• Exercise directions
Whenever a line in this data holds the word "path", report that line in full.

• Records
━━━━━━━━━━━━━━━━━━━━
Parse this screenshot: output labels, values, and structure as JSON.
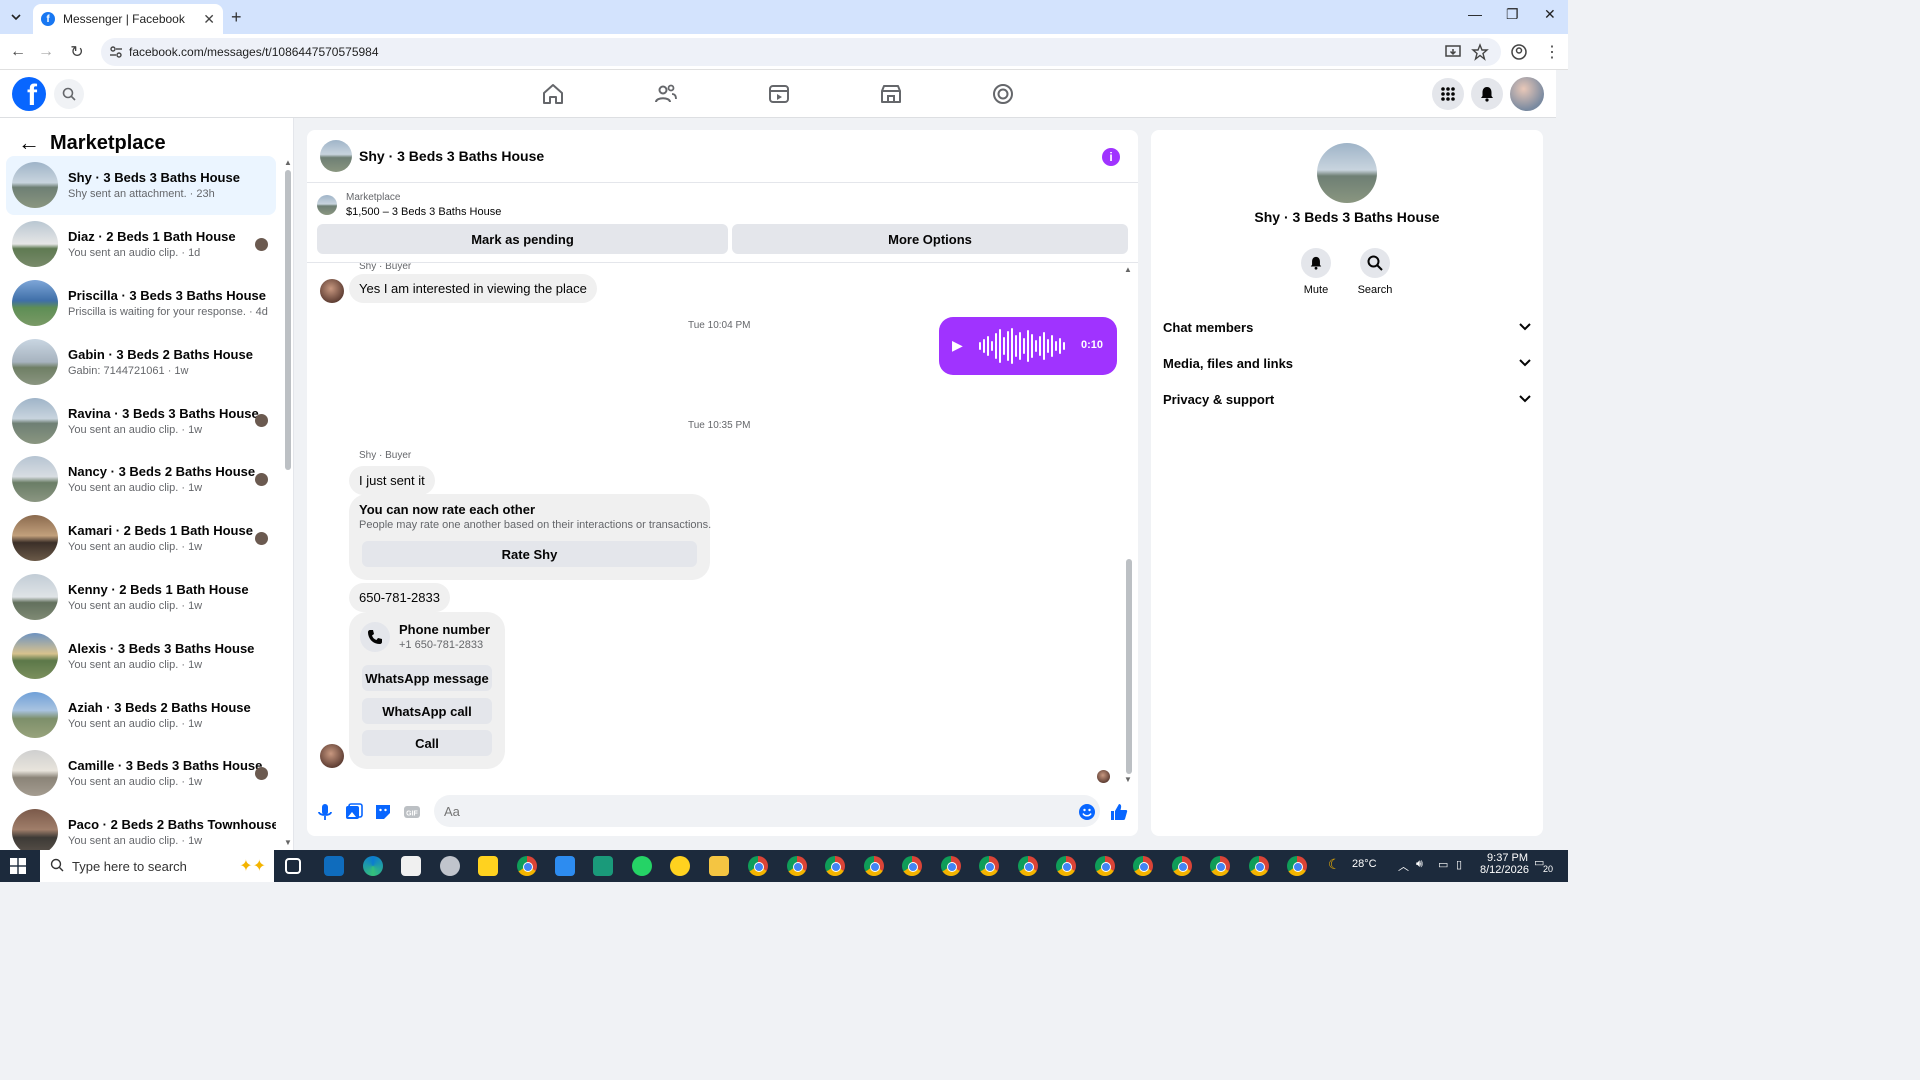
{
  "browser": {
    "tab_title": "Messenger | Facebook",
    "url": "facebook.com/messages/t/1086447570575984"
  },
  "sidebar": {
    "title": "Marketplace",
    "conversations": [
      {
        "name": "Shy · 3 Beds 3 Baths House",
        "preview": "Shy sent an attachment. · 23h",
        "active": true
      },
      {
        "name": "Diaz · 2 Beds 1 Bath House",
        "preview": "You sent an audio clip. · 1d",
        "seen": true
      },
      {
        "name": "Priscilla · 3 Beds 3 Baths House",
        "preview": "Priscilla is waiting for your response. · 4d"
      },
      {
        "name": "Gabin · 3 Beds 2 Baths House",
        "preview": "Gabin: 7144721061 · 1w"
      },
      {
        "name": "Ravina · 3 Beds 3 Baths House",
        "preview": "You sent an audio clip. · 1w",
        "seen": true
      },
      {
        "name": "Nancy · 3 Beds 2 Baths House",
        "preview": "You sent an audio clip. · 1w",
        "seen": true
      },
      {
        "name": "Kamari · 2 Beds 1 Bath House",
        "preview": "You sent an audio clip. · 1w",
        "seen": true
      },
      {
        "name": "Kenny · 2 Beds 1 Bath House",
        "preview": "You sent an audio clip. · 1w"
      },
      {
        "name": "Alexis · 3 Beds 3 Baths House",
        "preview": "You sent an audio clip. · 1w"
      },
      {
        "name": "Aziah · 3 Beds 2 Baths House",
        "preview": "You sent an audio clip. · 1w"
      },
      {
        "name": "Camille · 3 Beds 3 Baths House",
        "preview": "You sent an audio clip. · 1w",
        "seen": true
      },
      {
        "name": "Paco · 2 Beds 2 Baths Townhouse",
        "preview": "You sent an audio clip. · 1w"
      }
    ]
  },
  "chat": {
    "header_title": "Shy · 3 Beds 3 Baths House",
    "listing_source": "Marketplace",
    "listing_title": "$1,500 – 3 Beds 3 Baths House",
    "mark_pending": "Mark as pending",
    "more_options": "More Options",
    "sender_label": "Shy · Buyer",
    "msg1": "Yes I am interested in viewing the place",
    "time1": "Tue 10:04 PM",
    "audio_duration": "0:10",
    "time2": "Tue 10:35 PM",
    "sender_label2": "Shy · Buyer",
    "msg2": "I just sent it",
    "rate_title": "You can now rate each other",
    "rate_desc": "People may rate one another based on their interactions or transactions.",
    "rate_button": "Rate Shy",
    "msg3": "650-781-2833",
    "phone_title": "Phone number",
    "phone_value": "+1 650-781-2833",
    "whatsapp_message": "WhatsApp message",
    "whatsapp_call": "WhatsApp call",
    "call": "Call",
    "composer_placeholder": "Aa"
  },
  "details": {
    "name": "Shy · 3 Beds 3 Baths House",
    "mute": "Mute",
    "search": "Search",
    "sections": [
      "Chat members",
      "Media, files and links",
      "Privacy & support"
    ]
  },
  "taskbar": {
    "search_placeholder": "Type here to search",
    "weather": "28°C",
    "time": "9:37 PM",
    "date": "8/12/2026",
    "notifications": "20"
  },
  "colors": {
    "accent": "#a033ff",
    "fb_blue": "#0866ff",
    "active_row": "#ebf5ff"
  }
}
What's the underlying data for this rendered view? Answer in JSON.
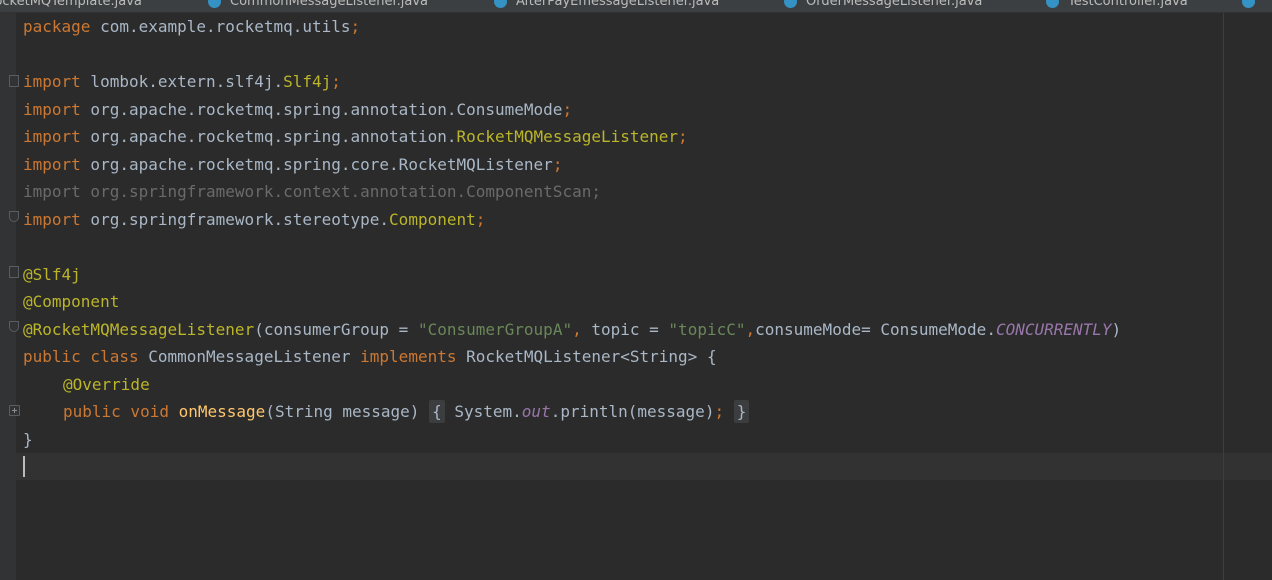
{
  "tabs": [
    {
      "label": "RocketMQTemplate.java"
    },
    {
      "label": "CommonMessageListener.java"
    },
    {
      "label": "AfterPayEmessageListener.java"
    },
    {
      "label": "OrderMessageListener.java"
    },
    {
      "label": "TestController.java"
    }
  ],
  "code": {
    "package_kw": "package",
    "package_name": " com.example.rocketmq.utils",
    "semicolon": ";",
    "import_kw": "import",
    "imports": [
      {
        "path": " lombok.extern.slf4j.",
        "cls": "Slf4j"
      },
      {
        "path": " org.apache.rocketmq.spring.annotation.ConsumeMode",
        "cls": ""
      },
      {
        "path": " org.apache.rocketmq.spring.annotation.",
        "cls": "RocketMQMessageListener"
      },
      {
        "path": " org.apache.rocketmq.spring.core.RocketMQListener",
        "cls": ""
      },
      {
        "path": " org.springframework.context.annotation.ComponentScan;",
        "cls": ""
      },
      {
        "path": " org.springframework.stereotype.",
        "cls": "Component"
      }
    ],
    "ann_slf4j": "@Slf4j",
    "ann_component": "@Component",
    "ann_listener": "@RocketMQMessageListener",
    "listener_args_open": "(consumerGroup = ",
    "consumer_group": "\"ConsumerGroupA\"",
    "comma": ",",
    "topic_label": " topic = ",
    "topic_value": "\"topicC\"",
    "consume_mode_label": "consumeMode= ConsumeMode.",
    "consume_mode_value": "CONCURRENTLY",
    "close_paren": ")",
    "public_kw": "public",
    "class_kw": " class",
    "class_name": " CommonMessageListener",
    "implements_kw": " implements",
    "implements_type": " RocketMQListener<String> {",
    "override": "@Override",
    "void_kw": " void",
    "method_name": "onMessage",
    "method_params": "(String message) ",
    "brace_open": "{",
    "body_prefix": " System.",
    "out_field": "out",
    "body_suffix": ".println(message)",
    "brace_close": "}",
    "class_close": "}"
  }
}
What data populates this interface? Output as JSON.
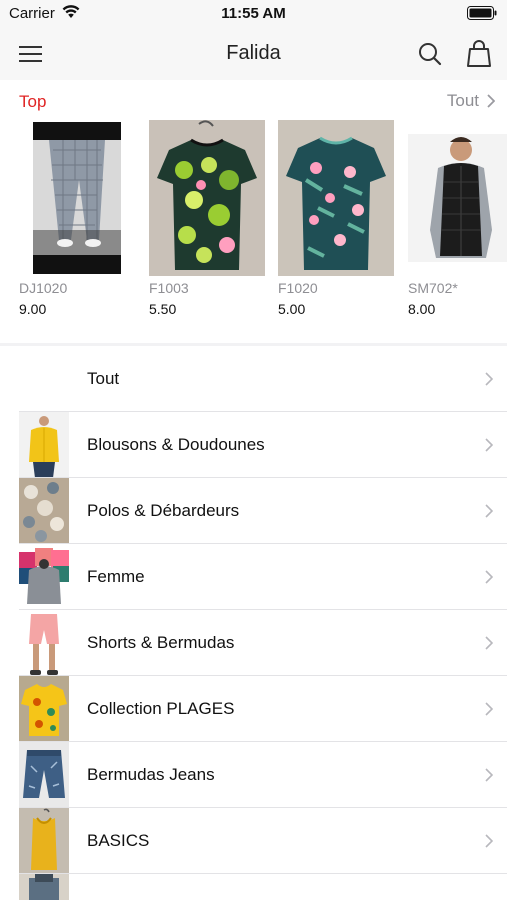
{
  "status_bar": {
    "carrier": "Carrier",
    "time": "11:55 AM"
  },
  "nav": {
    "title": "Falida",
    "menu_icon": "hamburger-menu-icon",
    "search_icon": "search-icon",
    "cart_icon": "shopping-bag-icon"
  },
  "top_section": {
    "label": "Top",
    "see_all": "Tout",
    "accent_color": "#e02424",
    "products": [
      {
        "code": "DJ1020",
        "price": "9.00"
      },
      {
        "code": "F1003",
        "price": "5.50"
      },
      {
        "code": "F1020",
        "price": "5.00"
      },
      {
        "code": "SM702*",
        "price": "8.00"
      }
    ]
  },
  "categories": [
    {
      "label": "Tout"
    },
    {
      "label": "Blousons & Doudounes"
    },
    {
      "label": "Polos & Débardeurs"
    },
    {
      "label": "Femme"
    },
    {
      "label": "Shorts & Bermudas"
    },
    {
      "label": "Collection PLAGES"
    },
    {
      "label": "Bermudas Jeans"
    },
    {
      "label": "BASICS"
    },
    {
      "label": ""
    }
  ]
}
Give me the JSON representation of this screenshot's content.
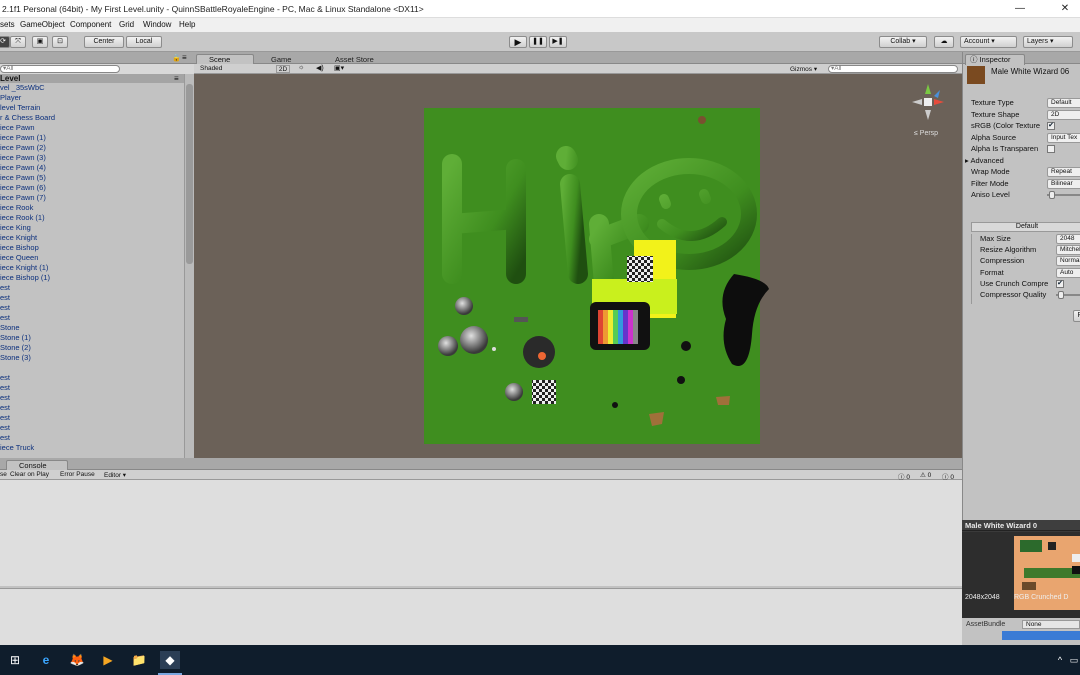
{
  "window": {
    "title": "2.1f1 Personal (64bit) - My First Level.unity - QuinnSBattleRoyaleEngine - PC, Mac & Linux Standalone <DX11>",
    "minimize": "—",
    "close": "✕"
  },
  "menu": [
    "sets",
    "GameObject",
    "Component",
    "Grid",
    "Window",
    "Help"
  ],
  "toolbar": {
    "center": "Center",
    "local": "Local",
    "play": "▶",
    "pause": "❚❚",
    "step": "▶❚",
    "collab": "Collab ▾",
    "cloud": "☁",
    "account": "Account ▾",
    "layers": "Layers ▾"
  },
  "hierarchy": {
    "search": "▾All",
    "title": "Level",
    "items": [
      "vel _35sWbC",
      " Player",
      " level  Terrain",
      "r & Chess Board",
      "iece Pawn",
      "iece Pawn (1)",
      "iece Pawn (2)",
      "iece Pawn (3)",
      "iece Pawn (4)",
      "iece Pawn (5)",
      "iece Pawn (6)",
      "iece Pawn (7)",
      "iece Rook",
      "iece Rook (1)",
      "iece King",
      "iece Knight",
      "iece Bishop",
      "iece Queen",
      "iece Knight (1)",
      "iece Bishop (1)",
      "est",
      "est",
      "est",
      "est",
      "Stone",
      "Stone (1)",
      "Stone (2)",
      "Stone (3)",
      "",
      "est",
      "est",
      "est",
      "est",
      "est",
      "est",
      "est",
      "iece Truck"
    ]
  },
  "scene": {
    "tabs": [
      "Scene",
      "Game",
      "Asset Store"
    ],
    "shading": "Shaded",
    "mode2d": "2D",
    "gizmos": "Gizmos ▾",
    "search": "▾All",
    "persp": "≤ Persp",
    "colors": {
      "background": "#6b6158",
      "terrain": "#3f8e1f",
      "yellow": "#f2f21a",
      "lime": "#c9f01d"
    }
  },
  "console": {
    "tab": "Console",
    "buttons": [
      "se",
      "Clear on Play",
      "Error Pause",
      "Editor ▾"
    ],
    "counts": [
      "0",
      "0",
      "0"
    ]
  },
  "inspector": {
    "tab": "Inspector",
    "asset_name": "Male White Wizard 06",
    "rows": [
      {
        "label": "Texture Type",
        "value": "Default"
      },
      {
        "label": "Texture Shape",
        "value": "2D"
      },
      {
        "label": "sRGB (Color Texture",
        "check": true
      },
      {
        "label": "Alpha Source",
        "value": "Input Tex"
      },
      {
        "label": "Alpha Is Transparen",
        "check": false
      },
      {
        "label": "Advanced",
        "foldout": true
      },
      {
        "label": "Wrap Mode",
        "value": "Repeat"
      },
      {
        "label": "Filter Mode",
        "value": "Bilinear"
      },
      {
        "label": "Aniso Level",
        "slider": true
      }
    ],
    "platform_tab": "Default",
    "platform_rows": [
      {
        "label": "Max Size",
        "value": "2048"
      },
      {
        "label": "Resize Algorithm",
        "value": "Mitchell"
      },
      {
        "label": "Compression",
        "value": "Normal Q"
      },
      {
        "label": "Format",
        "value": "Auto"
      },
      {
        "label": "Use Crunch Compre",
        "check": true
      },
      {
        "label": "Compressor Quality",
        "slider": true
      }
    ],
    "revert": "R"
  },
  "preview": {
    "title": "Male White Wizard 0",
    "size": "2048x2048",
    "format": "RGB Crunched D",
    "assetbundle": "AssetBundle",
    "assetbundle_value": "None"
  },
  "taskbar": {
    "icons": [
      "⊞",
      "e",
      "🦊",
      "▶",
      "📁",
      "◆"
    ],
    "tray": "^"
  }
}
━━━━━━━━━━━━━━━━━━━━
• Solution to the problem
        "path": " lombok.extern.slf4j.",
        "path": " org.apache.rocketmq.spring.annotation.ConsumeMode",
        "path": " org.apache.rocketmq.spring.annotation.",
        "path": " org.apache.rocketmq.spring.core.RocketMQListener",
        "path": " org.springframework.context.annotation.ComponentScan;",
        "path": " org.springframework.stereotype.",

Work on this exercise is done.